I've always wondered why people would want to “bring back the biff” to rugby league. But watching The Final Winter helped me see that it's not the on-field slugfests people miss but rather the passion they represent.
The film is set in the early 1980s. The Angels are on the radio, no-one thinks twice about driving with a beer in hand, and performance enhancing drugs mean a cigarette at half time.
We meet Newtown Jets star player Grub Henderson during a ferocious game against St George, whose golden boy, by the way, is his younger brother Trent.
Grub lashes out at Trent on the field, costing Newtown a spot in the finals and possibly ending his career. It leads to a week in which he realises that he's a dinosaur in a game that's being sold out.
I can't say I went into this with high hopes. Directors Brian Andrews and Jane Forrest are both first timers. Star Matthew Nable wrote it to be his debut film performance. Matthew Johns, best known as Reg Regan, has a major role. But The Final Winter's performances are authentic.
Nable, as actor and writer, walks a fine line with Grub to make him both a true believing hero and a self-pitying thug in need of a check up from the neck up.
There's fine work from Raelee Hill as Grub's long suffering wife, John Jarrett as the heartless new CEO, and Nathaniel Dean as the type of player who'll be the future of the game.
The footy scenes are stylish but bracing – you feel every thump – but the focus is on the well-drawn characters.
The Final Winter gets misty-eyed on occasion and restates its case once too often, but it's also an entertaining insight into one man's obsession at the end of an era.
It doesn't knock The Club off its perch as the best Australian movie about sport, but it's in same the ball park.

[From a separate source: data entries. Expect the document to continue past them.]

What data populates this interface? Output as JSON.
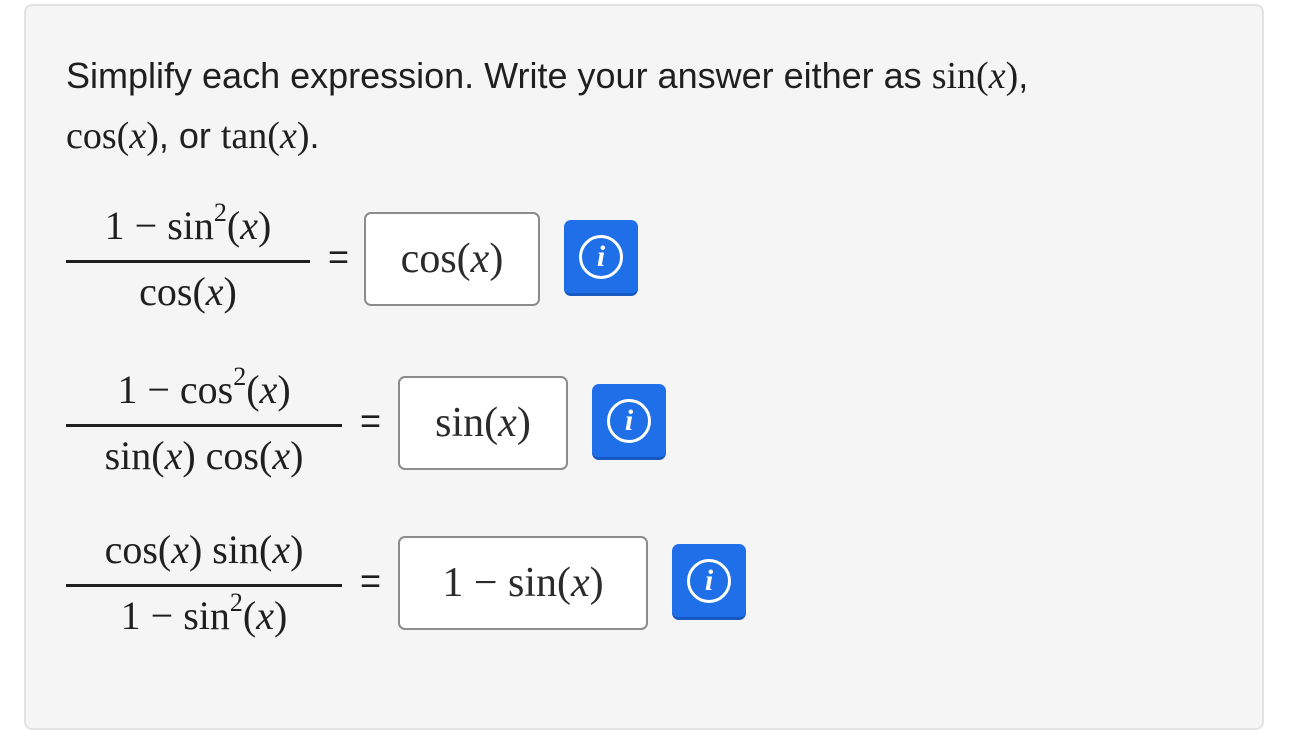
{
  "instructions": {
    "prefix": "Simplify each expression. Write your answer either as",
    "option1": "sin(x)",
    "option2": "cos(x)",
    "joiner": ", or",
    "option3": "tan(x)"
  },
  "problems": [
    {
      "numerator": "1 − sin²(x)",
      "denominator": "cos(x)",
      "equals": "=",
      "answer": "cos(x)",
      "info_icon": "info-icon"
    },
    {
      "numerator": "1 − cos²(x)",
      "denominator": "sin(x) cos(x)",
      "equals": "=",
      "answer": "sin(x)",
      "info_icon": "info-icon"
    },
    {
      "numerator": "cos(x) sin(x)",
      "denominator": "1 − sin²(x)",
      "equals": "=",
      "answer": "1 − sin(x)",
      "info_icon": "info-icon"
    }
  ],
  "colors": {
    "info_button": "#1f6fe8",
    "card_background": "#f5f5f5",
    "input_border": "#8c8c8c"
  }
}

As a movie of two halves that gives 110 percent, this gets 3 1/2 stars. The Final Winter is in cinemas now.